Family, friends, work colleagues, even some of my fellow runners, they’ve all said it over the last fortnight. If I had a pound for every time I’d heard that phrase or a variation of it, well, I might not be a rich man but I’d certainly not be short of a bob or two. For every one of those people however, I’ve had a simple response: “No distance runner has ever achieved anything by staying indoors in winter”.
For marathon runners of all ages and abilities January is an exciting time of year. After the festivities and excesses of Christmas and New Year, all of a sudden attentions turn to the Spring marathon which now seems to be just around the corner.
Training starts to gather momentum and become more marathon specific, and race schedules are firmed up, all with the intention of making sure that you arrive on the start line of the marathon in the best possible shape
At the risk of looking like I’m copying fellow blogger Alyson Dixon, I’m going to use this edition of my blog to announce which marathon I will be running in the Spring of 2013. First though I want to mention a recent article which I spotted on the Yahoo website which made me laugh. “Too many marathons can kill, warn doctors” was the title. You can probably guess where I’m going with this.
For years now we’ve had to listen to the Government, doctors and other so-called health experts banging on about how we should all take part in at least 30 minutes of strenuous exercise a day. “It’s good for your health” they’ve kept telling us, “the more exercise the better” and “you’ll live for longer”. So why all of a sudden does that advice appear to be changing? Why, if the article is to be believed, are doctors now issuing “a stark warning about the dangers of taking too much vigorous exercise.”
The beauty of having young children is that it seems to naturally put everything into perspective. They don’t understand or care whether you’ve had a bad day at the office. The bottom line is that nothing else matters to them so long as they are loved, fed, watered and have toys to play with. After the Frankfurt Marathon on Sunday I spent the rest of the day, and all of my journey back home, beating myself up about the fact that I had only ran 2:53:44 because going into the race I felt as though I was the best prepared for a marathon that I had ever been.
Autumn. The season of falling leaves. Crisp mornings. Increasingly darker nights. The transition from summer to winter. The season of change.
In keeping with the changing nature of the season my life seems to be all about change at the moment. I started the month of October with an interview to try to save my job. As runners, especially when training with a long term goal in mind, we can all too easily lose ourselves in a running “bubble” and forget that times are hard in the real world.
And so it had arrived. The biggest day in the North East running calendar. The race that for so many people is their equivalent of the Olympic Games. So much training, so many nerves, so much fundraising, and seemingly endless banter on social media websites. Everything that goes before the Great North Run makes the build-up to the event just as special as the actual day itself. It is such a momentous occasion for so many people, for so many different reasons, and just walking around the start area beforehand leaves you in no doubt as to the enormity of the whole event.

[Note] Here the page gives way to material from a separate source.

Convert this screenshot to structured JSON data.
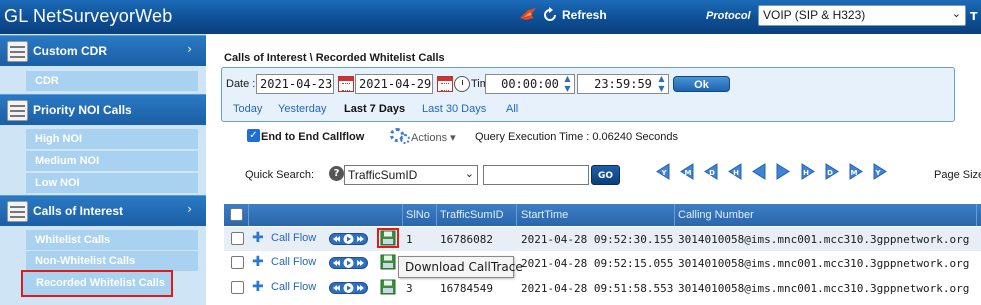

This week is a blog with a difference. Rather than spending every blog talking about my preparations for the upcoming Frankfurt Marathon and going on about how many miles I’m doing in training (which incidentally is still going exactly to plan) I thought I’d do something a little bit different. I’m regularly asked questions about running - what I think about this race or that race, what training methods work best, would I recommend a certain type of trainer etc. That got me thinking about writing a blog based around common running-related queries. To assist me I first of all asked a running friend of mine to send me a list of 20 quick-fire questions that he would like to know my answers to. Here’s how it worked out:
Anyone who has read Charlie Spedding’s book will be familiar with the phrase “marathon madness” for it is this notion which Charlie uses to explain a number of below-par race performances during his build up to marathons. One quote in particular stands out following poor performances (by his standards) during his preparations for the Houston Marathon in 1984:
“I began to realise that they were symptoms of marathon madness. My mind was fixed on preparing to run 26 miles and I had been unable to push myself because subconciously I was holding something back. I told myself this was an excellent sign and it meant that my mind was saving everything for a huge effort in Houston.”